Identity-based systems allow any party to generate a public key from a known identity value, such as an ASCII string. A trusted third party, called the private key generator (PKG), generates the corresponding private keys. To operate, the PKG first publishes a master public key, and retains the corresponding master private key (referred to as master key). Given the master public key, any party can compute a public key corresponding to the identity ID by combining the master public key with the identity value. To obtain a corresponding private key, the party authorized to use the identity ID contacts the PKG, which uses the master private key to generate the private key for the identity ID.


Identity-based systems have a characteristic problem in operation. Suppose Alice and Bob are users of such a system. Since the information needed to find Alice's public key is completely determined by Alice's ID and the master public key, it is not possible to revoke Alice's credentials and issue new credentials without either (a) changing Alice's ID (usually a phone number or an email address which will appear in a corporate directory); or (b) changing the master public key and re-issuing private keys to all users, including Bob.[8]

This limitation may be overcome by including a time component (e.g. the current month) in the identity.[8]

See also[edit]
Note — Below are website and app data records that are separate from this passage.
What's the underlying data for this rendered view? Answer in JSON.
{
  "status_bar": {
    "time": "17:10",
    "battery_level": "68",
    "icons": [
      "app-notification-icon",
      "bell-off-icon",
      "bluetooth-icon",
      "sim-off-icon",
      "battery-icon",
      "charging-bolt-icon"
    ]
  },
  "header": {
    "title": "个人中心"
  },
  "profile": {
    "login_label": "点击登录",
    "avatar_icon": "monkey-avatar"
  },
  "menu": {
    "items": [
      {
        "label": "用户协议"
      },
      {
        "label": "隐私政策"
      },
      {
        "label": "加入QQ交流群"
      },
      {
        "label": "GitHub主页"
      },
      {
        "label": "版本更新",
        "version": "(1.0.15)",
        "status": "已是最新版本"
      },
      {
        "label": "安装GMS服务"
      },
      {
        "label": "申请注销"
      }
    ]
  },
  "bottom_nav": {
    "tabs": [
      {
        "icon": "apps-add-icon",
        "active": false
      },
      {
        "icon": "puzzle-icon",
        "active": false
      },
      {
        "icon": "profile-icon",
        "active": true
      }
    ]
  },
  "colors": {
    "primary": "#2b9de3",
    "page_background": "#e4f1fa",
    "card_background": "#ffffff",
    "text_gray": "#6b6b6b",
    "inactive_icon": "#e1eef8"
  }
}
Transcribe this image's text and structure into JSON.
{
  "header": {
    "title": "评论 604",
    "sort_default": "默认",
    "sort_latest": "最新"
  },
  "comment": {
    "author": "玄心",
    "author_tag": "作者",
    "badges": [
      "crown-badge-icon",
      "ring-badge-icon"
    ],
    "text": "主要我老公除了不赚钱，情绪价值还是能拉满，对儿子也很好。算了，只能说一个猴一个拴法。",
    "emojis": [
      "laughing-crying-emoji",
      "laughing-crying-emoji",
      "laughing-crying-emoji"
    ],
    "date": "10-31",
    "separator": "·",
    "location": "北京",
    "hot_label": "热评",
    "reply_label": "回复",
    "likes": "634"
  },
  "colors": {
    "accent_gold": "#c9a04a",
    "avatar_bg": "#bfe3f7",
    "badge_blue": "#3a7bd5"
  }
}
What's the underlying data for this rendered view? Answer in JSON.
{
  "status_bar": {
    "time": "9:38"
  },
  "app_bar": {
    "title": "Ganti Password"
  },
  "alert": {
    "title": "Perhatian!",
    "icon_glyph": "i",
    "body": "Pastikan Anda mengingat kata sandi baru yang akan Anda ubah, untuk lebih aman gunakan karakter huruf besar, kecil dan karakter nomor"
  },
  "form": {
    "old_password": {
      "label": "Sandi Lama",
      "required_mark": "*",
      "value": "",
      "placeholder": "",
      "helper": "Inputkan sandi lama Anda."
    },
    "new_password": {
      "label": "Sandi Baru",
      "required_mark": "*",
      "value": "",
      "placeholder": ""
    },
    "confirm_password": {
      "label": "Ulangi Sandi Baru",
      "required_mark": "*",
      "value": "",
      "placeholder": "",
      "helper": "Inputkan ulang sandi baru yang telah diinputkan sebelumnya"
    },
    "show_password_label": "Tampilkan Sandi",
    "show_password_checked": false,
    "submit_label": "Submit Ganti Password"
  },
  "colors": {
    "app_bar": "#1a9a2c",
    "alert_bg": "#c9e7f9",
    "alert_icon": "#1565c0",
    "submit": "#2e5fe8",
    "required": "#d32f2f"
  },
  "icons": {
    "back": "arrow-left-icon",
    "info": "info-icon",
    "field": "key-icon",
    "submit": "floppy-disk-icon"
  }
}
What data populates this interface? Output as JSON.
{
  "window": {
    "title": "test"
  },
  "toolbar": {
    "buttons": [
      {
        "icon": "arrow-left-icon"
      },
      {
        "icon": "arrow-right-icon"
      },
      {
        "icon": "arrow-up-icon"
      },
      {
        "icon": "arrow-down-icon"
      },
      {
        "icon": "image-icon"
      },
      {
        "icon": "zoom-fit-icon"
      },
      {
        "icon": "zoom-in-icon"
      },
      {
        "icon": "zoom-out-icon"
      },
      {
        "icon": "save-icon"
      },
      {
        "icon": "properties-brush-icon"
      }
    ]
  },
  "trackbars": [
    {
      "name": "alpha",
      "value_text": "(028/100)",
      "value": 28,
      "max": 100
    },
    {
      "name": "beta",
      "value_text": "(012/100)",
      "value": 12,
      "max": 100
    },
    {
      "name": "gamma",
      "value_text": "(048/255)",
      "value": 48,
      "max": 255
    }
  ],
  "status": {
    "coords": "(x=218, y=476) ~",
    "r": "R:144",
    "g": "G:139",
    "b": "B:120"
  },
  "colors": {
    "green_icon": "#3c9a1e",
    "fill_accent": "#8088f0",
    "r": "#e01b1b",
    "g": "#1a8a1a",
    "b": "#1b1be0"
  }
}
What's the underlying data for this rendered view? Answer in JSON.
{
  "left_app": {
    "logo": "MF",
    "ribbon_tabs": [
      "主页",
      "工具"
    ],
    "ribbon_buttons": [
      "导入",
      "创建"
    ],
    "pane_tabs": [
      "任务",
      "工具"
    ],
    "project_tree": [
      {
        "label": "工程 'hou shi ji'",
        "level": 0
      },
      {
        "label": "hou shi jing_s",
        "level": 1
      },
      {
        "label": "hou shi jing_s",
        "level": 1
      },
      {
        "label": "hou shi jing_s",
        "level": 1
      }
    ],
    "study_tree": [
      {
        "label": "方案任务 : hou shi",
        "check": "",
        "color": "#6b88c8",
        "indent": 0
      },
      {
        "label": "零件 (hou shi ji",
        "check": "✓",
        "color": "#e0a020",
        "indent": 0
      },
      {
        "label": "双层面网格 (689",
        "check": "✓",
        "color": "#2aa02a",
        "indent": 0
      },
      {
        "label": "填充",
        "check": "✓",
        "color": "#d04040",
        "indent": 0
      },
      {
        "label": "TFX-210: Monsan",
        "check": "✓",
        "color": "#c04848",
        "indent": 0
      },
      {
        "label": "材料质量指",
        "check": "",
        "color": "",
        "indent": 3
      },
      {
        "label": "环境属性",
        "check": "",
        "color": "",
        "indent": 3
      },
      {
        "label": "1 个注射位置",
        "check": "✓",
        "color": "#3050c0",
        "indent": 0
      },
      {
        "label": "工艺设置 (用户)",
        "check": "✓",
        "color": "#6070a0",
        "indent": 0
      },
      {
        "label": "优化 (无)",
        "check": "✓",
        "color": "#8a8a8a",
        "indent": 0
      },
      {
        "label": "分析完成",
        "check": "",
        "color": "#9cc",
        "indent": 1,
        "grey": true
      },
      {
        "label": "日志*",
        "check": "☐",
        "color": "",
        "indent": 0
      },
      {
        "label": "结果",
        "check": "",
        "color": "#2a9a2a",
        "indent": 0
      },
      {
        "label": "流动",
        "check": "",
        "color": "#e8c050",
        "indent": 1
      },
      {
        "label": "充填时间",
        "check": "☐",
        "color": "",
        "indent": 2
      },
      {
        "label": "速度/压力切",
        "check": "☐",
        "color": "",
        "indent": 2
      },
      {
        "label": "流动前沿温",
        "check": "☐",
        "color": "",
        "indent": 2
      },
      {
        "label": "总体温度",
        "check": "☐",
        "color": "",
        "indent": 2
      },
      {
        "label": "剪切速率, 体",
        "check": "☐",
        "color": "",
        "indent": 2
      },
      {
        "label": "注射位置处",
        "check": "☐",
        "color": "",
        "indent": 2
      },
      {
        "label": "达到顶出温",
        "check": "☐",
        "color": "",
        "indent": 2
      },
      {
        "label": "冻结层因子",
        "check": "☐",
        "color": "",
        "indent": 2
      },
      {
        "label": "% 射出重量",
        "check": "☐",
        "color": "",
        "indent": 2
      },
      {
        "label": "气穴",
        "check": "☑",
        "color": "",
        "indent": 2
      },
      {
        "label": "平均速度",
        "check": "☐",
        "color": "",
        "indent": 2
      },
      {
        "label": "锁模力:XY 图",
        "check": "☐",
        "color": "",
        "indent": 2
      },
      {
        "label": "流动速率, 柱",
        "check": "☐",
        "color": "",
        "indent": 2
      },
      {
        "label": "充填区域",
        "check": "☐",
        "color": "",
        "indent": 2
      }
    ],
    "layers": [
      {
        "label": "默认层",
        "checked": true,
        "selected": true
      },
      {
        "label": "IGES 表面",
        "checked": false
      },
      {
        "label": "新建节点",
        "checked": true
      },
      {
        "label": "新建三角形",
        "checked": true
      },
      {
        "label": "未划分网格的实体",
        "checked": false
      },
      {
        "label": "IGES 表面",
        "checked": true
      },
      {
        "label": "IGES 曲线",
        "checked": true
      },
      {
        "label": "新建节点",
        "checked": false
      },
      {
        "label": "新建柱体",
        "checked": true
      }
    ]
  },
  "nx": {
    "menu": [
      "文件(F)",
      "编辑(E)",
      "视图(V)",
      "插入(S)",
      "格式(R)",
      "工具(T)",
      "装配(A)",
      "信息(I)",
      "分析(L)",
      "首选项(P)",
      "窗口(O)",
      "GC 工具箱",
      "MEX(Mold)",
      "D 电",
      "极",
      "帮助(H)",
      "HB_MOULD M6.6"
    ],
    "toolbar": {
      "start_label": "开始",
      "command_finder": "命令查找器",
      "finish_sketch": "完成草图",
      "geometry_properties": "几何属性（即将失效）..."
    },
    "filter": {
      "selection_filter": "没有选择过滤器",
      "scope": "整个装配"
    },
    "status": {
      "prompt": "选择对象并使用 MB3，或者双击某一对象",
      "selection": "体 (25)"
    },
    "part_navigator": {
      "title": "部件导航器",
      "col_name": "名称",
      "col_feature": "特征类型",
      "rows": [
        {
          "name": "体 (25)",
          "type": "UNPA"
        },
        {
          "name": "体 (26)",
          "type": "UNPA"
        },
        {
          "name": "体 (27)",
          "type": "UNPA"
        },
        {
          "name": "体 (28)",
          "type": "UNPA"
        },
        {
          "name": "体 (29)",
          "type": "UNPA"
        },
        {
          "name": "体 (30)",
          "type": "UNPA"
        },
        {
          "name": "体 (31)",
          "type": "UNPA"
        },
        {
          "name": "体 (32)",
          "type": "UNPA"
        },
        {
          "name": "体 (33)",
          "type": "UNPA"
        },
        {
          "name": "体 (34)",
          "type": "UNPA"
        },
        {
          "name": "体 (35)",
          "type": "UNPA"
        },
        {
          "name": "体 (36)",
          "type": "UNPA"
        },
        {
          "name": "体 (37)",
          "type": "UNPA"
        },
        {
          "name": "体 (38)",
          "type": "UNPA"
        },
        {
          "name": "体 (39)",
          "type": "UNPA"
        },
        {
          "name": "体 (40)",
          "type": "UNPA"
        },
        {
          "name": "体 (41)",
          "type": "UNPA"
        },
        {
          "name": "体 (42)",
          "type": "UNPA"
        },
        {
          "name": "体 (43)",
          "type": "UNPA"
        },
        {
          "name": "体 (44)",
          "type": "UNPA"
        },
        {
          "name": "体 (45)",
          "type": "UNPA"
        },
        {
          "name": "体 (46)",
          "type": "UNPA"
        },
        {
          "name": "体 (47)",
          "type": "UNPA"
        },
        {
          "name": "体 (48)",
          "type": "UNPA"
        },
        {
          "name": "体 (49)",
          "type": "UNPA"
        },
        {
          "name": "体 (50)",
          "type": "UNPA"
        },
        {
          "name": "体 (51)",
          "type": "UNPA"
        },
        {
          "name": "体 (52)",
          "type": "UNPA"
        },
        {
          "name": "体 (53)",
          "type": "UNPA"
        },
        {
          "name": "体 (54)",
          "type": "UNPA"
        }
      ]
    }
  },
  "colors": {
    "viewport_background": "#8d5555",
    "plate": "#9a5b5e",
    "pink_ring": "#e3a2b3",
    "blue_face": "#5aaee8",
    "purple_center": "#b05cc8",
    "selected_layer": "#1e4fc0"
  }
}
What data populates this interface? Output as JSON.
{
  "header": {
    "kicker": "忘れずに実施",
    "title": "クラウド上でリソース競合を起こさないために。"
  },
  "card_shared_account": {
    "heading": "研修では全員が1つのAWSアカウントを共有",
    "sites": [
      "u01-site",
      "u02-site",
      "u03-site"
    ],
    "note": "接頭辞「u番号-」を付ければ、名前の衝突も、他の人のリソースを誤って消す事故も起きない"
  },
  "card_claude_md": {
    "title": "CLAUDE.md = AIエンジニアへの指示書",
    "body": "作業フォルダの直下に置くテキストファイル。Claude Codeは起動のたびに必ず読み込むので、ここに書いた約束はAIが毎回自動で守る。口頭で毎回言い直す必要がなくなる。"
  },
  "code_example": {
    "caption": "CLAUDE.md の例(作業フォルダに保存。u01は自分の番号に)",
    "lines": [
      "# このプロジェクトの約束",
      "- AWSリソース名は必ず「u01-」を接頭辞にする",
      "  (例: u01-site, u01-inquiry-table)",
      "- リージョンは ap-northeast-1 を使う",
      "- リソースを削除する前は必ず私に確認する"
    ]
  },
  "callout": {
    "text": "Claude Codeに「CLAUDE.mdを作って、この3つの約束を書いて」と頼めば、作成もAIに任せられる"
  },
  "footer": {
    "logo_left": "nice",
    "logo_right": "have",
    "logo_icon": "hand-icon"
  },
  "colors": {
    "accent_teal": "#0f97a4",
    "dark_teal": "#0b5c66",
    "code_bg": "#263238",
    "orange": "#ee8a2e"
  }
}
  1. ^ Adi Shamir, Identity-Based Cryptosystems and Signature Schemes Archived 2020-08-12 at the Wayback Machine. Advances in Cryptology – Proceedings of CRYPTO 84, Lecture Notes in Computer Science, 7:47--53, 1984
  2. ^ Sakai, R; Ohgishi, K; Kasahara, M (2000). "Cryptosystems based on pairings". SICS. Symposium on cryptography and information security.
  3. ^ Dan, Boneh; Matt, Franklin (2001). "Identity-based encryption from the Weil pairing". Advances in Cryptology – CRYPTO 2001. Lecture Notes in Computer Science. Vol. 2139/2001. Springer. pp. 213–229. CiteSeerX
  4. ^ Cocks, Cliff (2001). "An Identity Based Encryption Scheme Based on Quadratic Residues". Cryptography and Coding (PDF). Lecture Notes in Computer Science. Vol. 2260/2001. Springer. pp. 360–363. CiteSeerX doi:10.1007/3-540-45325-3_32. ISBN 978-3-540-43026-1. Archived from the original (PDF) on 2007-02-06.
  5. ^ "Dr Clifford Cocks CB, Honorary Doctor of Science". University of Bristol. Archived from the original on 2015-06-27.
  6. ^ Okamoto, E. (1986). "Proposal for identity-based key distribution systems". Electronics Letters. 22 (24): 1283–1284. Bibcode:1986ElL....22.1283O. doi:10.1049/el:19860880. ISSN 0013-5194.
  7. ^ McCullagh, Noel; Barreto, Paulo S. L. M. (2004). "A New Two-Party Identity-Based Authenticated Key Agreement". {{cite journal}}: Cite journal requires |journal= (help)
  8. ^ a b Green, Matthew; Miers, Ian (17 May 2015). "Forward Secure Asynchronous Messaging from Puncturable Encryption". 2015 IEEE Symposium on Security and Privacy. ACM (published 20 July 2015). pp. 305–320. doi:10.1109/SP.2015.26. ISBN 978-1-4673-6949-7. S2CID 9171925. Archived from the original on 8 June 2021. Retrieved 8 June 2021.